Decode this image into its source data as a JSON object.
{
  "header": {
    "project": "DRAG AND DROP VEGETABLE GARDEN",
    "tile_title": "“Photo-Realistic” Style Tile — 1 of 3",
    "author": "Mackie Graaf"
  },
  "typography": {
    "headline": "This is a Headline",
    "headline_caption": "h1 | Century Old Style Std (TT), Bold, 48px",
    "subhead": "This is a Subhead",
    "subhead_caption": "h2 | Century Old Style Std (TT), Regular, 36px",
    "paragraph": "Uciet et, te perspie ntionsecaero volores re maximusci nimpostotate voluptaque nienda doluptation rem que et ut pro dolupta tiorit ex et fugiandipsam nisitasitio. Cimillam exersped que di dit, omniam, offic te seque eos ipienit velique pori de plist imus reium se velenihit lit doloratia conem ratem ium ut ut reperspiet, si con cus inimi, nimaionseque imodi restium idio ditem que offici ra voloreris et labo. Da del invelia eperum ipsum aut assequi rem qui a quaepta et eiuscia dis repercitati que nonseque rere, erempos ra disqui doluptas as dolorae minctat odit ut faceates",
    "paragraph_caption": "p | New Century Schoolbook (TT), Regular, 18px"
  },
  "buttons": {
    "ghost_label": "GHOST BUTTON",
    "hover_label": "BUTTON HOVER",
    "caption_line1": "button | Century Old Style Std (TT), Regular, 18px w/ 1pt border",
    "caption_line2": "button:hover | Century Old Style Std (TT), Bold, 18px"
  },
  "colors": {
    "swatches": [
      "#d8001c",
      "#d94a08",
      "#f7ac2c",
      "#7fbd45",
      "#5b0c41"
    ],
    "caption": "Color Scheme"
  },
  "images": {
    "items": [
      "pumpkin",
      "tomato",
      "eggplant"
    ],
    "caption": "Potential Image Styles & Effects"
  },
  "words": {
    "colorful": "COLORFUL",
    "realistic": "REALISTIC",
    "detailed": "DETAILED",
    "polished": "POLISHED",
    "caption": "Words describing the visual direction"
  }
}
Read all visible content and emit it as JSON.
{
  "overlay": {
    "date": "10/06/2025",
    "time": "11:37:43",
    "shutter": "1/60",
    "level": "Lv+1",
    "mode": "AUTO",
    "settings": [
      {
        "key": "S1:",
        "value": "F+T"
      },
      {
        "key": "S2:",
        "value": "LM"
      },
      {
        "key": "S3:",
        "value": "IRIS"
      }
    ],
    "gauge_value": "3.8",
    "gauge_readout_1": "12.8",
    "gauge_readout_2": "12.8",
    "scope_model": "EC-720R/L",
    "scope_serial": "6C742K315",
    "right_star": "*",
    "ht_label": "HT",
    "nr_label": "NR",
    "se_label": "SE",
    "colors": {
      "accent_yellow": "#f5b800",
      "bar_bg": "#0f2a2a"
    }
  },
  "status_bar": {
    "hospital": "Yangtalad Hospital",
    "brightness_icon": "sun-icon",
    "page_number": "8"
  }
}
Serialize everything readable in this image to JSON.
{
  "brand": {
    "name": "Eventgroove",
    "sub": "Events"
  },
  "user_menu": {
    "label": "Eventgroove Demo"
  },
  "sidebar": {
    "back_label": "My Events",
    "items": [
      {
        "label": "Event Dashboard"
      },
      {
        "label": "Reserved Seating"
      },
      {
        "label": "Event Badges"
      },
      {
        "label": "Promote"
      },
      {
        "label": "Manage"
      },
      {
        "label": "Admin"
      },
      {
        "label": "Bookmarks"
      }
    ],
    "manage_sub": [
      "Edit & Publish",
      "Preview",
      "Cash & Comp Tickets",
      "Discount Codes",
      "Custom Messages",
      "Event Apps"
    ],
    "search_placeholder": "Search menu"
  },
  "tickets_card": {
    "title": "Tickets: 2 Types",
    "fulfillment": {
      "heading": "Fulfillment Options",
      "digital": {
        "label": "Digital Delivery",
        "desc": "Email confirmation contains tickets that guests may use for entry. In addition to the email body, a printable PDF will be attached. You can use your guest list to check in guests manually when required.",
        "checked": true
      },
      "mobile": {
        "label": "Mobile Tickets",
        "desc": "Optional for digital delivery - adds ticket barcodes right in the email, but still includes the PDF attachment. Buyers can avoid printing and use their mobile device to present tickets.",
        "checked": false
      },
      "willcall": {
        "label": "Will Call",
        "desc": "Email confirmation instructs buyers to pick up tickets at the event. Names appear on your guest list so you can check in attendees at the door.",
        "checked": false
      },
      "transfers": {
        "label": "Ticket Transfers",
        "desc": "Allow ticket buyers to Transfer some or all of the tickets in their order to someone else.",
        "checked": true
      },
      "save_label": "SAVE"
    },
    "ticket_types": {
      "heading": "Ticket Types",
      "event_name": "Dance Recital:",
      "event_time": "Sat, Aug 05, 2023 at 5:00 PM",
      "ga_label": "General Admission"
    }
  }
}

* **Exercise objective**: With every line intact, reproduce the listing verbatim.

* **Answer for the task**:
Decode this image into its source data as a JSON object.
{
  "header": {
    "project": "DRAG AND DROP VEGETABLE GARDEN",
    "tile_title": "“Photo-Realistic” Style Tile — 1 of 3",
    "author": "Mackie Graaf"
  },
  "typography": {
    "headline": "This is a Headline",
    "headline_caption": "h1 | Century Old Style Std (TT), Bold, 48px",
    "subhead": "This is a Subhead",
    "subhead_caption": "h2 | Century Old Style Std (TT), Regular, 36px",
    "paragraph": "Uciet et, te perspie ntionsecaero volores re maximusci nimpostotate voluptaque nienda doluptation rem que et ut pro dolupta tiorit ex et fugiandipsam nisitasitio. Cimillam exersped que di dit, omniam, offic te seque eos ipienit velique pori de plist imus reium se velenihit lit doloratia conem ratem ium ut ut reperspiet, si con cus inimi, nimaionseque imodi restium idio ditem que offici ra voloreris et labo. Da del invelia eperum ipsum aut assequi rem qui a quaepta et eiuscia dis repercitati que nonseque rere, erempos ra disqui doluptas as dolorae minctat odit ut faceates",
    "paragraph_caption": "p | New Century Schoolbook (TT), Regular, 18px"
  },
  "buttons": {
    "ghost_label": "GHOST BUTTON",
    "hover_label": "BUTTON HOVER",
    "caption_line1": "button | Century Old Style Std (TT), Regular, 18px w/ 1pt border",
    "caption_line2": "button:hover | Century Old Style Std (TT), Bold, 18px"
  },
  "colors": {
    "swatches": [
      "#d8001c",
      "#d94a08",
      "#f7ac2c",
      "#7fbd45",
      "#5b0c41"
    ],
    "caption": "Color Scheme"
  },
  "images": {
    "items": [
      "pumpkin",
      "tomato",
      "eggplant"
    ],
    "caption": "Potential Image Styles & Effects"
  },
  "words": {
    "colorful": "COLORFUL",
    "realistic": "REALISTIC",
    "detailed": "DETAILED",
    "polished": "POLISHED",
    "caption": "Words describing the visual direction"
  }
}
Read all visible content and emit it as JSON.
{
  "overlay": {
    "date": "10/06/2025",
    "time": "11:37:43",
    "shutter": "1/60",
    "level": "Lv+1",
    "mode": "AUTO",
    "settings": [
      {
        "key": "S1:",
        "value": "F+T"
      },
      {
        "key": "S2:",
        "value": "LM"
      },
      {
        "key": "S3:",
        "value": "IRIS"
      }
    ],
    "gauge_value": "3.8",
    "gauge_readout_1": "12.8",
    "gauge_readout_2": "12.8",
    "scope_model": "EC-720R/L",
    "scope_serial": "6C742K315",
    "right_star": "*",
    "ht_label": "HT",
    "nr_label": "NR",
    "se_label": "SE",
    "colors": {
      "accent_yellow": "#f5b800",
      "bar_bg": "#0f2a2a"
    }
  },
  "status_bar": {
    "hospital": "Yangtalad Hospital",
    "brightness_icon": "sun-icon",
    "page_number": "8"
  }
}
Serialize everything readable in this image to JSON.
{
  "brand": {
    "name": "Eventgroove",
    "sub": "Events"
  },
  "user_menu": {
    "label": "Eventgroove Demo"
  },
  "sidebar": {
    "back_label": "My Events",
    "items": [
      {
        "label": "Event Dashboard"
      },
      {
        "label": "Reserved Seating"
      },
      {
        "label": "Event Badges"
      },
      {
        "label": "Promote"
      },
      {
        "label": "Manage"
      },
      {
        "label": "Admin"
      },
      {
        "label": "Bookmarks"
      }
    ],
    "manage_sub": [
      "Edit & Publish",
      "Preview",
      "Cash & Comp Tickets",
      "Discount Codes",
      "Custom Messages",
      "Event Apps"
    ],
    "search_placeholder": "Search menu"
  },
  "tickets_card": {
    "title": "Tickets: 2 Types",
    "fulfillment": {
      "heading": "Fulfillment Options",
      "digital": {
        "label": "Digital Delivery",
        "desc": "Email confirmation contains tickets that guests may use for entry. In addition to the email body, a printable PDF will be attached. You can use your guest list to check in guests manually when required.",
        "checked": true
      },
      "mobile": {
        "label": "Mobile Tickets",
        "desc": "Optional for digital delivery - adds ticket barcodes right in the email, but still includes the PDF attachment. Buyers can avoid printing and use their mobile device to present tickets.",
        "checked": false
      },
      "willcall": {
        "label": "Will Call",
        "desc": "Email confirmation instructs buyers to pick up tickets at the event. Names appear on your guest list so you can check in attendees at the door.",
        "checked": false
      },
      "transfers": {
        "label": "Ticket Transfers",
        "desc": "Allow ticket buyers to Transfer some or all of the tickets in their order to someone else.",
        "checked": true
      },
      "save_label": "SAVE"
    },
    "ticket_types": {
      "heading": "Ticket Types",
      "event_name": "Dance Recital:",
      "event_time": "Sat, Aug 05, 2023 at 5:00 PM",
      "ga_label": "General Admission"
    }
  }
}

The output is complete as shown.